According to a study, published in the journal Cell, researchers from the US and China provided the most detailed report of the cellular effects of a calorie-restricted diet in rats.
While the benefits of caloric restriction have long been known, the new results show how this restriction can protect against aging in cellular pathways.
"We already knew that calorie restriction increases life span, but now we've shown all the changes that occur at a single-cell level to cause that," said study senior author Juan Carlos Izpisua Belmonte from the Salk Institute in the US
"This gives us targets that we may eventually be able to act on with drugs to treat aging in humans," Belmonte added.
For the findings, the research team compared rats who ate 30 per cent fewer calories with rats on normal diets.
The diet of animals in the age group of 18-27 months was controlled. (In humans, this would be roughly equivalent to someone following a calorie-restricted diet from the age of 50 to 70.)
The research team isolated and analysed a total of 168,703 cells from 40 cell types in the 56 rats from starting as well as during the conclusion of the diet. The cells came from fat tissues, liver, kidney, aorta, skin, bone marrow, brain and muscle.
In each isolated cell, the researchers used single-cell genetic-sequencing technology to measure the activity levels of genes.
They also looked at the overall composition of cell types within any given tissue. Then, they compared old and young mice on each diet.
Many of the changes that occurred as rats on the normal diet grew older didn't occur in rats on a restricted diet; even in old age, many of the tissues and cells of animals on the diet closely resembled those of young rats.

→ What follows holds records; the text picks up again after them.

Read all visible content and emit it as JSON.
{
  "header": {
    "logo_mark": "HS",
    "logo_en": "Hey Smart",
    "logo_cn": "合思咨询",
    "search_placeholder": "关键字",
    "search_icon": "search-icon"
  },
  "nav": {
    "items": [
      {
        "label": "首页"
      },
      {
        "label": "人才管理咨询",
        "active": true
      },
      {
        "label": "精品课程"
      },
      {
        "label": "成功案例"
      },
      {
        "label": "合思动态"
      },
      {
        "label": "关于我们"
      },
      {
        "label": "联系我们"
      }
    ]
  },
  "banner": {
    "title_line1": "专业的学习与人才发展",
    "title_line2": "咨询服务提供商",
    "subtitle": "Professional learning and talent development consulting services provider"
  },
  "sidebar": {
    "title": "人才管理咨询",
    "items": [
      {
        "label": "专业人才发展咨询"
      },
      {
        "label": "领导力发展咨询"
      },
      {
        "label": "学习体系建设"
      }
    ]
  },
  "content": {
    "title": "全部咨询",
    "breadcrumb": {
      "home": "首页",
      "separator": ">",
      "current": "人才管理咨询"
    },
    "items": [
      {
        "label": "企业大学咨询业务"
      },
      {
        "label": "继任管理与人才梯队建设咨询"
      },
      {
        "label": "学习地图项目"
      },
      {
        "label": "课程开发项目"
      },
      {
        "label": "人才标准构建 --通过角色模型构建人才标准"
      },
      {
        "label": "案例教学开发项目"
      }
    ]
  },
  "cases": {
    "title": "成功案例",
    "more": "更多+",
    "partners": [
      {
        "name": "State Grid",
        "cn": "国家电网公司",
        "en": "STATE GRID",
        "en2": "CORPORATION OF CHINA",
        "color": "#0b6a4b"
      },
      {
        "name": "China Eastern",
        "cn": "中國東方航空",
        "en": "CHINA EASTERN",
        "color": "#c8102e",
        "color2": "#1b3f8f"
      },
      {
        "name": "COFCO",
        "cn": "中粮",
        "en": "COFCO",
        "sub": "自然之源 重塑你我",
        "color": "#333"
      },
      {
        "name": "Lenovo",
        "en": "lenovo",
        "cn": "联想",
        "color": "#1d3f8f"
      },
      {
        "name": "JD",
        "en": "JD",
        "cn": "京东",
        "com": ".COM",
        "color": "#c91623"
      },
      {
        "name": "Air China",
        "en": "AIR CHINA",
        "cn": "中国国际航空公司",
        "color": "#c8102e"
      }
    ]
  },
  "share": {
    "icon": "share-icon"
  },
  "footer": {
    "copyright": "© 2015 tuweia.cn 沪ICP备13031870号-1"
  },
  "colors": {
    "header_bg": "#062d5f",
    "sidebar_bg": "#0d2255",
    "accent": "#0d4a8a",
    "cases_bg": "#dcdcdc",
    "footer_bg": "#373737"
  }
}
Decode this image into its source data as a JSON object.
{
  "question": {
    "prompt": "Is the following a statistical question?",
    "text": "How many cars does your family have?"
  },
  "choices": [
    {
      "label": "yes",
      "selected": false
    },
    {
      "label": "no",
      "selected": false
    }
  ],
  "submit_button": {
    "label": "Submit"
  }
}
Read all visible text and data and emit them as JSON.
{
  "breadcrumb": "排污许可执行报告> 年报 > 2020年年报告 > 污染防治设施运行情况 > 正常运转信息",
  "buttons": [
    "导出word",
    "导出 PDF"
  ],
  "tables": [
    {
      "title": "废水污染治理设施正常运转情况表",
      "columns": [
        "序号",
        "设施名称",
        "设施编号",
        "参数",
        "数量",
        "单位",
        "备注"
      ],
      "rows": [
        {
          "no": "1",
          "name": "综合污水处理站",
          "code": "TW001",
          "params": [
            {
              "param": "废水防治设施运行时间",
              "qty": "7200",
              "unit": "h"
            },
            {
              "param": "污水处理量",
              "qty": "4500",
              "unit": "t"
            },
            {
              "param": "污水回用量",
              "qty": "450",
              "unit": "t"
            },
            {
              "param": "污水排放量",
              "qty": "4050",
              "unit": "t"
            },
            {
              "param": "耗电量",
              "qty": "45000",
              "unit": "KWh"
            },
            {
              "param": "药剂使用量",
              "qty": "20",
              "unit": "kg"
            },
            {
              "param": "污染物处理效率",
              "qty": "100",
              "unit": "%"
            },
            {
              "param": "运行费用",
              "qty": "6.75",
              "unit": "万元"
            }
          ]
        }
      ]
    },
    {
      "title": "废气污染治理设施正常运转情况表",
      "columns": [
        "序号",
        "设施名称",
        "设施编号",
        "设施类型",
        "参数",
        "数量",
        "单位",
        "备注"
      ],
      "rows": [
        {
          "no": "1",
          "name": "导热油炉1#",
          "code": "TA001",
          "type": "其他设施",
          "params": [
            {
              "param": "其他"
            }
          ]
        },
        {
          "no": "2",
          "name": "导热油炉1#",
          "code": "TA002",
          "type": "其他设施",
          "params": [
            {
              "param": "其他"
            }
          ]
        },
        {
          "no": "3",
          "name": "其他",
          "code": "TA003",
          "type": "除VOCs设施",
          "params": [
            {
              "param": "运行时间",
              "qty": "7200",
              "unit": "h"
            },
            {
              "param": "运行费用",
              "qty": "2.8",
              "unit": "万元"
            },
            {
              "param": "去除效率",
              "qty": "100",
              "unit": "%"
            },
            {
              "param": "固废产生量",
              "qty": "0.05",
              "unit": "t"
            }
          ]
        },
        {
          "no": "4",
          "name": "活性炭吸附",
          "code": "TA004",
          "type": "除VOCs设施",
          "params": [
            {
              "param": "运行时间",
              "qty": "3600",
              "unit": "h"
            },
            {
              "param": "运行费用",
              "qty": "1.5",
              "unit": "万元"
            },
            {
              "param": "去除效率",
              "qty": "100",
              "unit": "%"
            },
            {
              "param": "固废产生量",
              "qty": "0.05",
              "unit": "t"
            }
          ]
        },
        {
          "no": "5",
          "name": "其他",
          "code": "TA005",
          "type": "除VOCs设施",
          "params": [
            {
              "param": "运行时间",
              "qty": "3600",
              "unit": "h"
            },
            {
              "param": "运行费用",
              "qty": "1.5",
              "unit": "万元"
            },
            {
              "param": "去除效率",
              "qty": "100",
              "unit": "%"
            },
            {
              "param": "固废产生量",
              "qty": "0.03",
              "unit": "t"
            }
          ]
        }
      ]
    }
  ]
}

Overall, 57 per cent of the age-related changes in cell composition seen in the tissues of rats on a normal diet were not present in the rats on the calorie restricted diet, the study said.
"This approach not only told us the effect of calorie restriction on these cell types, but also provided the most complete and detailed study of what happens at a single-cell level during aging," said study researcher Guang-Hui Liu from Chinese Academy of Sciences in China.
According to the study, some of the cells and genes most affected by the diet related to immunity, inflammation and lipid metabolism.
The number of immune cells in nearly every tissue studied dramatically increased as control rats aged but was not affected by age in rats with restricted calories.
In brown adipose tissue--one type of fat tissue--a calorie-restricted diet reverted the expression levels of many anti-inflammatory genes to those seen in young animals, the research said.